- _TASK DESCRIPTION_
Could you set down the listing below exactly and omit its images?

- _EXERCISE DATA_
══════

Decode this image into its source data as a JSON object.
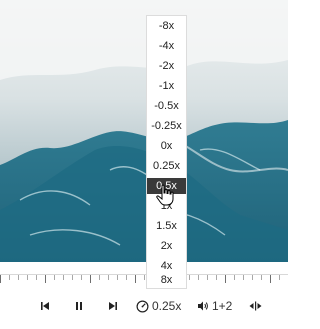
{
  "speed_menu": {
    "options": [
      "-8x",
      "-4x",
      "-2x",
      "-1x",
      "-0.5x",
      "-0.25x",
      "0x",
      "0.25x",
      "0.5x",
      "1x",
      "1.5x",
      "2x",
      "4x",
      "8x"
    ],
    "selected": "0.5x"
  },
  "controls": {
    "speed_value": "0.25x",
    "audio_value": "1+2",
    "icons": [
      "skip-previous-icon",
      "pause-icon",
      "skip-next-icon",
      "speed-gauge-icon",
      "audio-volume-icon",
      "expand-horizontal-icon"
    ]
  },
  "colors": {
    "selected_bg": "#3a3a3a",
    "video_water": "#2d7d93",
    "foam": "#e7eced"
  }
}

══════

- _SOLUTION FOR THIS TASK_
Decode this image into its source data as a JSON object.
{
  "speed_menu": {
    "options": [
      "-8x",
      "-4x",
      "-2x",
      "-1x",
      "-0.5x",
      "-0.25x",
      "0x",
      "0.25x",
      "0.5x",
      "1x",
      "1.5x",
      "2x",
      "4x",
      "8x"
    ],
    "selected": "0.5x"
  },
  "controls": {
    "speed_value": "0.25x",
    "audio_value": "1+2",
    "icons": [
      "skip-previous-icon",
      "pause-icon",
      "skip-next-icon",
      "speed-gauge-icon",
      "audio-volume-icon",
      "expand-horizontal-icon"
    ]
  },
  "colors": {
    "selected_bg": "#3a3a3a",
    "video_water": "#2d7d93",
    "foam": "#e7eced"
  }
}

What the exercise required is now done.